Here’s a sample calculation to put this idea into perspective. Say you have retirement savings of $1 million, and your projected spending has been calculated to be around $3,000 a month. Using the 4% rule, you could safely withdraw $40,000 per year from your retirement account, giving you about $3,333 per month to live on. Since you may also receive other supplemental retirement income such as Social Security or pension payments, you’d be well above the $3,000 per month needed to fund your retirement.
3. Find out if you’re on track.
But, how can you know if you’re on track now for retirement? If you want to figure out if you’re on track now for having the right amount in your retirement account no matter your age, there are several simple ways to get a good idea.
Consider the benchmarks
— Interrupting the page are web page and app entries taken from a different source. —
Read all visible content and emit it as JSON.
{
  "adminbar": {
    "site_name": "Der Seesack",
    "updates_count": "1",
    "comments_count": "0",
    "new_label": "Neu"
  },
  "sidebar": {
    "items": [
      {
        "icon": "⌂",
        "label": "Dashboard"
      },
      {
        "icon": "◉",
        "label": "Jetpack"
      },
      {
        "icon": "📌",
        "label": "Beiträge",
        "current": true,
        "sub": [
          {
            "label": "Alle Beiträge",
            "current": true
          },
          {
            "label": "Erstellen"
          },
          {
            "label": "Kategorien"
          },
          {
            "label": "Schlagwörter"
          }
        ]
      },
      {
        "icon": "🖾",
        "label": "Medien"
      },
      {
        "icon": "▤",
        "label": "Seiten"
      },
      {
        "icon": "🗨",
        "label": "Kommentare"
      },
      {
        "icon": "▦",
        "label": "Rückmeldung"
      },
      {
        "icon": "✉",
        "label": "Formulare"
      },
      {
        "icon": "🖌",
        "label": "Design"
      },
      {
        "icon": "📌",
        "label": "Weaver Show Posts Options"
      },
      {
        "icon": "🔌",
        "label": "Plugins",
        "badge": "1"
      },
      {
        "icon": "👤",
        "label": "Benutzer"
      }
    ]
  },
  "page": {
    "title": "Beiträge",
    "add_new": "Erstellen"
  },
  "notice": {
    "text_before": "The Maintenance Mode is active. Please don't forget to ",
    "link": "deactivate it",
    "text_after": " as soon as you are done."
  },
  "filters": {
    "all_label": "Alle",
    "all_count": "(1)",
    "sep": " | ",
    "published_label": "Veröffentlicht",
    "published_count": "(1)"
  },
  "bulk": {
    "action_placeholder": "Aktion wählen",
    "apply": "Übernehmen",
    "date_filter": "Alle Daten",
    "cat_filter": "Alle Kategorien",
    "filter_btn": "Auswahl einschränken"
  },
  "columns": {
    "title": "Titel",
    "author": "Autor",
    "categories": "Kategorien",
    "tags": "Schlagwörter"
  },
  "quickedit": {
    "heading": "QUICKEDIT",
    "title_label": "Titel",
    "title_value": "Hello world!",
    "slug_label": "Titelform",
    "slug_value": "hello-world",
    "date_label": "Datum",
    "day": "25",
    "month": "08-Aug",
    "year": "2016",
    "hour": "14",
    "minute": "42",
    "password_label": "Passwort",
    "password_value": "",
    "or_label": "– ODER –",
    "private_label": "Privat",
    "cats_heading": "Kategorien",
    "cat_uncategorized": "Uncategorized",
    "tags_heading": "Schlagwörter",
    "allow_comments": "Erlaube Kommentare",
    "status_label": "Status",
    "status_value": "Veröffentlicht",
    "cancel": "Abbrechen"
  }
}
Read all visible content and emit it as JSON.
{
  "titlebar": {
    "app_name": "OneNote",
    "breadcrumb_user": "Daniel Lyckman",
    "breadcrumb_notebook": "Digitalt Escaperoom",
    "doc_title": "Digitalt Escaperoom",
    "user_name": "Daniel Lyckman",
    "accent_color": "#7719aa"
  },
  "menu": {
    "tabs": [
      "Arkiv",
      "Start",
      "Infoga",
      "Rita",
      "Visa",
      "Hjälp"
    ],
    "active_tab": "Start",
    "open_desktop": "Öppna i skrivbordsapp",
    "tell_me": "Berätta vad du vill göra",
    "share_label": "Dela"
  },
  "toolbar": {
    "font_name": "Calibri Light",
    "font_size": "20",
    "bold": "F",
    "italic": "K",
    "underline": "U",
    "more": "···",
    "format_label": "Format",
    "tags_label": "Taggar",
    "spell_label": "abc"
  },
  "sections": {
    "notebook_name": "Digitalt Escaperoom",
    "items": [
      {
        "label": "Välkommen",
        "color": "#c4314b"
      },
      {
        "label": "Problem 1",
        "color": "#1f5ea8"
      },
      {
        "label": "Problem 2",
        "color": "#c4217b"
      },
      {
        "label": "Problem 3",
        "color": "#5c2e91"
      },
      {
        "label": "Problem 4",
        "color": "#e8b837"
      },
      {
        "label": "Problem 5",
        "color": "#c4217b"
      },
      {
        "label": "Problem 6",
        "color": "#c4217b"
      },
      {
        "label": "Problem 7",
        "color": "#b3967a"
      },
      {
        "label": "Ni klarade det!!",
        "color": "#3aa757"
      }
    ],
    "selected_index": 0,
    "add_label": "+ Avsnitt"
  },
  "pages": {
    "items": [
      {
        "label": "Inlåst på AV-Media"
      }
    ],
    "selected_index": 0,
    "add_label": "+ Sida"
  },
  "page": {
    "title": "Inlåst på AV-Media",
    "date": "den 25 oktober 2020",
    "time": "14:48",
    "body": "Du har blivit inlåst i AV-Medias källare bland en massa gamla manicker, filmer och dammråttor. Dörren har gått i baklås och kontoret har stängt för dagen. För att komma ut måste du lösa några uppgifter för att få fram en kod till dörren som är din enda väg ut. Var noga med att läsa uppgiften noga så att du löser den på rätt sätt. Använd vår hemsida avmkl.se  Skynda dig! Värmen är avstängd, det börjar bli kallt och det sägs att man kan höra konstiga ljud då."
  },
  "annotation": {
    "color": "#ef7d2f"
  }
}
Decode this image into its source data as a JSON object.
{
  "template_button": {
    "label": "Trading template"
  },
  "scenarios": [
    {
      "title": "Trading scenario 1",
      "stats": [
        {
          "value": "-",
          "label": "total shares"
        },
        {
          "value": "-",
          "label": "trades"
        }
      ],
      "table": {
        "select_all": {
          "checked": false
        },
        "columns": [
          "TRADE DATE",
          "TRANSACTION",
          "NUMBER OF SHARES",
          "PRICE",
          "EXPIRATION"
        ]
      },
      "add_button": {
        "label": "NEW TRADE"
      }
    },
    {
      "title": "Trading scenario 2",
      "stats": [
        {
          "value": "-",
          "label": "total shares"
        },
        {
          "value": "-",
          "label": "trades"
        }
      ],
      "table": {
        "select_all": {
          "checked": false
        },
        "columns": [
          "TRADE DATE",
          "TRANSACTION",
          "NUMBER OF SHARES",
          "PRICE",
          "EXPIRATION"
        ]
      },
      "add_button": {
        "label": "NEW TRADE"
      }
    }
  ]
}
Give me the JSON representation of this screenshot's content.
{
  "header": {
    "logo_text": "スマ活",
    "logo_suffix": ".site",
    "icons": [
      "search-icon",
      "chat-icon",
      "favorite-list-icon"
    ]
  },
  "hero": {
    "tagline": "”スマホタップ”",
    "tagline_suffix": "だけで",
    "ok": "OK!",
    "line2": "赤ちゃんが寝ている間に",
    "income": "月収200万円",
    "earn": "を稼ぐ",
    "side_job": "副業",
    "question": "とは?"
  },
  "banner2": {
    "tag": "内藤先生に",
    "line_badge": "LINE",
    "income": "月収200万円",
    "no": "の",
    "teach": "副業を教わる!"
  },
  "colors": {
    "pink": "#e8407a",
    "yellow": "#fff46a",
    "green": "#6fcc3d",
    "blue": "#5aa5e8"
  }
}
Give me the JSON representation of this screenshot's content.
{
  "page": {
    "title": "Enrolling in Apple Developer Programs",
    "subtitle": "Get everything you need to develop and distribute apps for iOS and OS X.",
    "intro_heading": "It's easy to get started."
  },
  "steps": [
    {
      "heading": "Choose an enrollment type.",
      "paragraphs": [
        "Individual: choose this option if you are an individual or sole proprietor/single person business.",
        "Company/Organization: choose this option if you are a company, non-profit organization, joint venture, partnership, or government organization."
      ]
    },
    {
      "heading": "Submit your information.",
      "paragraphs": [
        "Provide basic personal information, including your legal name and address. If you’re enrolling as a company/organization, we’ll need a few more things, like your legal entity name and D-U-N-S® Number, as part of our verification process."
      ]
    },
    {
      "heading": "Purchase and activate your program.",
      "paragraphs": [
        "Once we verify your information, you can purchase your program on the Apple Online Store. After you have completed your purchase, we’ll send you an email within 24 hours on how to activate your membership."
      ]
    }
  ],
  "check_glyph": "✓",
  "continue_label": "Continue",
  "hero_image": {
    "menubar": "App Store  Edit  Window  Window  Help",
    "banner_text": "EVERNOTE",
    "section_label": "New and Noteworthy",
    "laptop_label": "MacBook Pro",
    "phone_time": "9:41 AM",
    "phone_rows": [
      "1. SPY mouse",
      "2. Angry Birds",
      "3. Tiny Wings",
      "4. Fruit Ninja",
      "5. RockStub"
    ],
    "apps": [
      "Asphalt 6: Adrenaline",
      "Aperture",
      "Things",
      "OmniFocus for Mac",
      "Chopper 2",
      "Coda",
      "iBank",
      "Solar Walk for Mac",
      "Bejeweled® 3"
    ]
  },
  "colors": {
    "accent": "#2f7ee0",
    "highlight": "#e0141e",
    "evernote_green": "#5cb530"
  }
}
Many investment firms and financial institutions have done research to determine how much to have saved at a particular age, depending on spending and income.
JPMorgan Asset Management’s 2016 Guide to Retirement reports that someone age 40 with an annual household income of $100,000 should have 2.6 times that amount put away for retirement, and by age 60, that multiple should be 7.3.
Fidelity Investments says that investors should have 1x their income at 30, 3x at 40, 7x at 55 and 10x at 67.
According to JP Morgan, someone who is 40 and has a household income of $100,000 should have $260,000 saved, and according to Fidelity, the same individual should have $300,000 saved. Though the numbers vary, benchmarks are good starting points for getting an idea for how much you’ll need in retirement.
Use an online retirement calculator
Online retirement calculator can also help you determine how much you’ll need for retirement. A good calculator factors in items such as projected inflation, life expectancy and market returns.
Here are several online retirement calculators — try a couple to see how they compare!
It should be noted that financial advisors caution savers about using benchmarks, calculators and charts as concrete tools for retirement savings.
‘The only time they would ever work is if everything else in your life is status quo,’ said financial planner Cathy Seeber, a partner at Wescott Financial Advisory Group in Philadelphia, to CNBC. ‘It rarely is.’
But, these kinds of tools can help you begin to think about retirement and ask the question, ‘Am I headed in the right direction?’ which is always a good thing.
Sit down with a fee-only financial planner
If you really want to have more peace of mind about your retirement, it’s very helpful to sit down with a fee-only financial planner at least once to talk about your retirement. This kind of retirement planner isn’t paid on commission — they are paid to give you the best recommendations. Since there is no one-size-fits-all approach to retirement and every situation is different, a fee only financial planner can help you make the best decisions for your unique situation.
Read more: How to find a fee-only financial planner
4. Create a plan, and if needed, make changes.
After taking a look at everything, create a plan to help you get to your retirement goals. Are you saving enough? Should you curtail some spending? Eliminate debt? What about suggestions from the fee-only financial planner? Even small changes can add up to make a big difference over time. And, if you’re just getting started with investing, check out Clark’s Investment Guide.
5. Revisit your plan often.
Once you’ve decided what you’re going to do and how you’re going to get there, revisit your plan at least yearly to stay on track. As you continue to monitor your finances, you may decide you need to make adjustments as your life changes. But making a point to continually come back to your finances to see where you are will help you see the progress you’ve made, and keep you on track for the future. This in turn, will help you have peace of mind when it comes to your retirement.